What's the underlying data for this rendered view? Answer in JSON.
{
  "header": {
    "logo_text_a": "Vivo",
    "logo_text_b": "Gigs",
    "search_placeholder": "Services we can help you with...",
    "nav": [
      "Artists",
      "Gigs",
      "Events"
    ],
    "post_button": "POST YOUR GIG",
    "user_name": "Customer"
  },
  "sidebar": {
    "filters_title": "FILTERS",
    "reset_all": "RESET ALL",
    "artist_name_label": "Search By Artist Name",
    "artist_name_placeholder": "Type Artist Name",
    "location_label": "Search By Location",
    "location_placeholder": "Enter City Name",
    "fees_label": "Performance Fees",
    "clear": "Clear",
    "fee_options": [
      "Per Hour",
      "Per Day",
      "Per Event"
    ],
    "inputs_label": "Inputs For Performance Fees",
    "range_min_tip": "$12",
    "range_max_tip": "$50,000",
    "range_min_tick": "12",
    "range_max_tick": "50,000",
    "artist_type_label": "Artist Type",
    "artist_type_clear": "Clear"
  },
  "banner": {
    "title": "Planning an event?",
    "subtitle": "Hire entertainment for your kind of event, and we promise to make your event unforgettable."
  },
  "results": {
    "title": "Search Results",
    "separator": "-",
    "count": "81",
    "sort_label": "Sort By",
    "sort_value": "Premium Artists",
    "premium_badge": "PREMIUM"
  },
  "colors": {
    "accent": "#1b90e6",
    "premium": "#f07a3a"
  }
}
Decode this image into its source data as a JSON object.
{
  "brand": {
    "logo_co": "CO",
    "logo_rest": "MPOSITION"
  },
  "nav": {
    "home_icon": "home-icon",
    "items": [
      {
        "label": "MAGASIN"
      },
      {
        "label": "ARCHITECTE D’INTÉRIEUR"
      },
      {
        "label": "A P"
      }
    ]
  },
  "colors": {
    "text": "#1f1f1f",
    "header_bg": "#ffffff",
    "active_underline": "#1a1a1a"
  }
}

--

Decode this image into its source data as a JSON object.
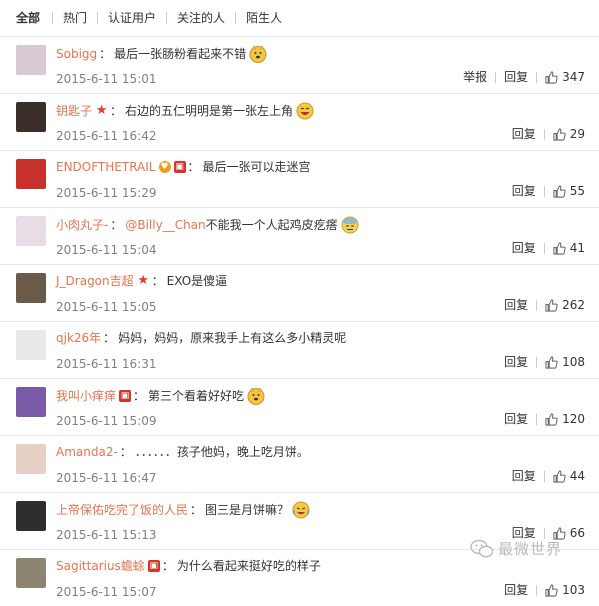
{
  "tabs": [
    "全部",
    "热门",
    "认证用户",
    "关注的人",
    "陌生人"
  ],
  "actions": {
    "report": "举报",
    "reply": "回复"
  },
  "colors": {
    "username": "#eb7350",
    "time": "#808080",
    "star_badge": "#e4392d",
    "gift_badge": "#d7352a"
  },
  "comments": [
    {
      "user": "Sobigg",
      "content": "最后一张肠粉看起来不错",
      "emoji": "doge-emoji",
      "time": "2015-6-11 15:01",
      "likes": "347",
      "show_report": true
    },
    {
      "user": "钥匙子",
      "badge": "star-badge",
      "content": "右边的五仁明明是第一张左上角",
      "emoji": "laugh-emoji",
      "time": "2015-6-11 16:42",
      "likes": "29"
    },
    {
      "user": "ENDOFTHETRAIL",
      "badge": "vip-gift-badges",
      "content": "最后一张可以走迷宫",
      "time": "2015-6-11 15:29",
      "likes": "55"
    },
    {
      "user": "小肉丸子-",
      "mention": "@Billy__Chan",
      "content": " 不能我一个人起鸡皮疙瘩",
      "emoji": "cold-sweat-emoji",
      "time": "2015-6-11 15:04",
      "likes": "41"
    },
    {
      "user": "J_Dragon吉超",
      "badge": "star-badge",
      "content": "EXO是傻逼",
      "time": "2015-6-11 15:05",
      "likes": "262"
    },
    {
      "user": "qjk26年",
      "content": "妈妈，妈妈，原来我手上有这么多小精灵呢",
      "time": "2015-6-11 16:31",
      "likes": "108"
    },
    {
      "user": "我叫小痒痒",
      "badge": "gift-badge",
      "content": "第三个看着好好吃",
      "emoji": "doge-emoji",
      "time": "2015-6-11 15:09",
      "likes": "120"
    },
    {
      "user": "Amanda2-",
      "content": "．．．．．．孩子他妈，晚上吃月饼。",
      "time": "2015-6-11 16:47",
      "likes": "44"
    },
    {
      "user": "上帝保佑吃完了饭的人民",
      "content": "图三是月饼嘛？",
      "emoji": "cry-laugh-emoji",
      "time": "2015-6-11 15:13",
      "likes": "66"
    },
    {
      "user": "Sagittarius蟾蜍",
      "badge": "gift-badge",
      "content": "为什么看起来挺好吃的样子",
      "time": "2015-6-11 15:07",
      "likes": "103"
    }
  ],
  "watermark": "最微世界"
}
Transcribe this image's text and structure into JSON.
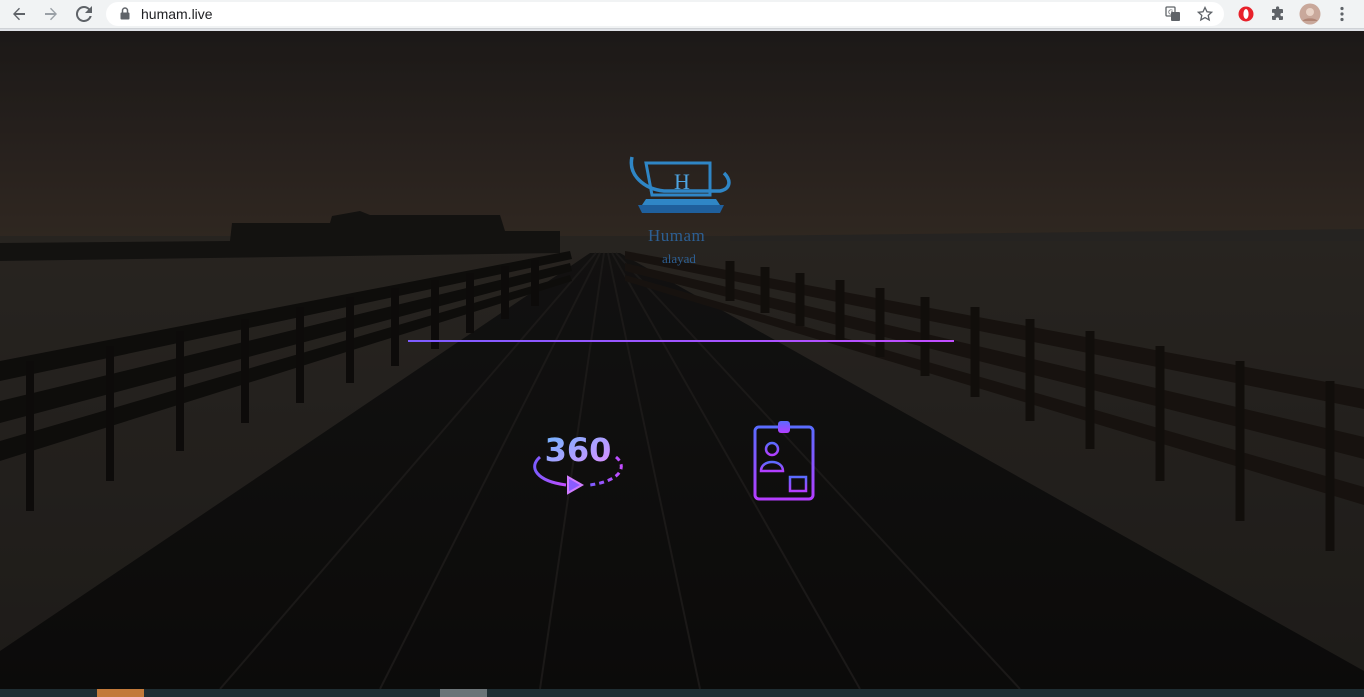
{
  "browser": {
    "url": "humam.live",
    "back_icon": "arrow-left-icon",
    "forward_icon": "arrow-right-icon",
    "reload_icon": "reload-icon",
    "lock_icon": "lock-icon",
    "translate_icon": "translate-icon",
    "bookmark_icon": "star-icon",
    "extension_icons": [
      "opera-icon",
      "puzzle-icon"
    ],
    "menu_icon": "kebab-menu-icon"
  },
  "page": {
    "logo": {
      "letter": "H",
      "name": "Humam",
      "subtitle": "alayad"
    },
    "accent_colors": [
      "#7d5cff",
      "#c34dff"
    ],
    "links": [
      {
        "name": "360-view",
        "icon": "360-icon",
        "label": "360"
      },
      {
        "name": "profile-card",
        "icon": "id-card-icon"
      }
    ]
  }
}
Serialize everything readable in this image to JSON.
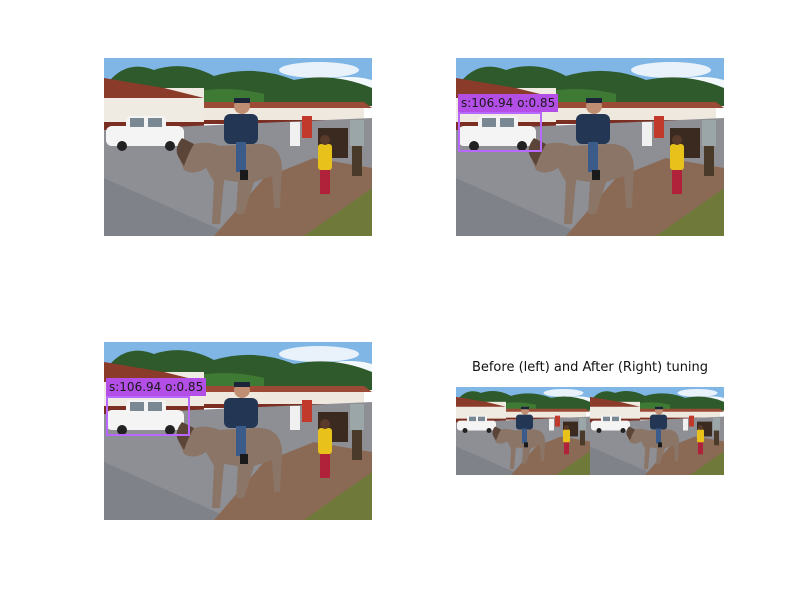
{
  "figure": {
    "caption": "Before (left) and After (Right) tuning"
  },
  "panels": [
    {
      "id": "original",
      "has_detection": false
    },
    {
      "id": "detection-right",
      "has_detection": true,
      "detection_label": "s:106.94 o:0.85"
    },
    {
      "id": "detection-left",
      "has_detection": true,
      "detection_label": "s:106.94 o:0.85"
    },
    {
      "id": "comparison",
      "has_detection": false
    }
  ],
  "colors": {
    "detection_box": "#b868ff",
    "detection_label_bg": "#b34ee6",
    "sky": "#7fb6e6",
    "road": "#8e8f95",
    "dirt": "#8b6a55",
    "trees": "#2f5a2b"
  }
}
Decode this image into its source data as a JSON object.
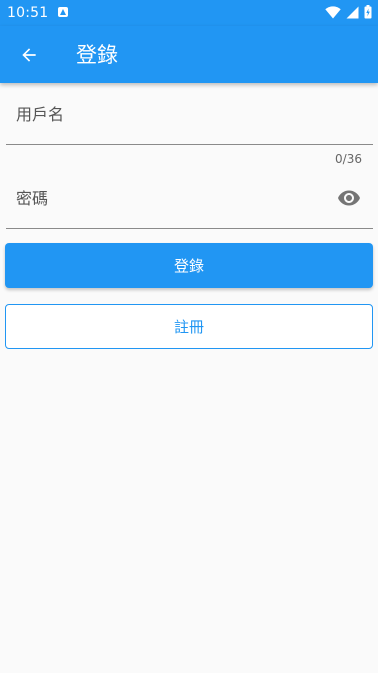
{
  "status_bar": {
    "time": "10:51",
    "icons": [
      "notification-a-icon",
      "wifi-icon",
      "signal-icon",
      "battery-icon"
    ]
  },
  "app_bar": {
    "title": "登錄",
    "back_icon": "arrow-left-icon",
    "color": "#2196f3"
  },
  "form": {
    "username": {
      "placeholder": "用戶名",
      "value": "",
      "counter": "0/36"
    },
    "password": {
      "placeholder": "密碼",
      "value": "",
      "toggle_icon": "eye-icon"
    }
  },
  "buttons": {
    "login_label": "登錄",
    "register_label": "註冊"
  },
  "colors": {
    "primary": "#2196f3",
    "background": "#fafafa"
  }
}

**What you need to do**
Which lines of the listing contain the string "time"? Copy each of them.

**Written response**
    "time": "#808080",
      "time": "2015-6-11 15:01",
      "time": "2015-6-11 16:42",
      "time": "2015-6-11 15:29",
      "time": "2015-6-11 15:04",
      "time": "2015-6-11 15:05",
      "time": "2015-6-11 16:31",
      "time": "2015-6-11 15:09",
      "time": "2015-6-11 16:47",
      "time": "2015-6-11 15:13",
      "time": "2015-6-11 15:07",
    "time": "10:51",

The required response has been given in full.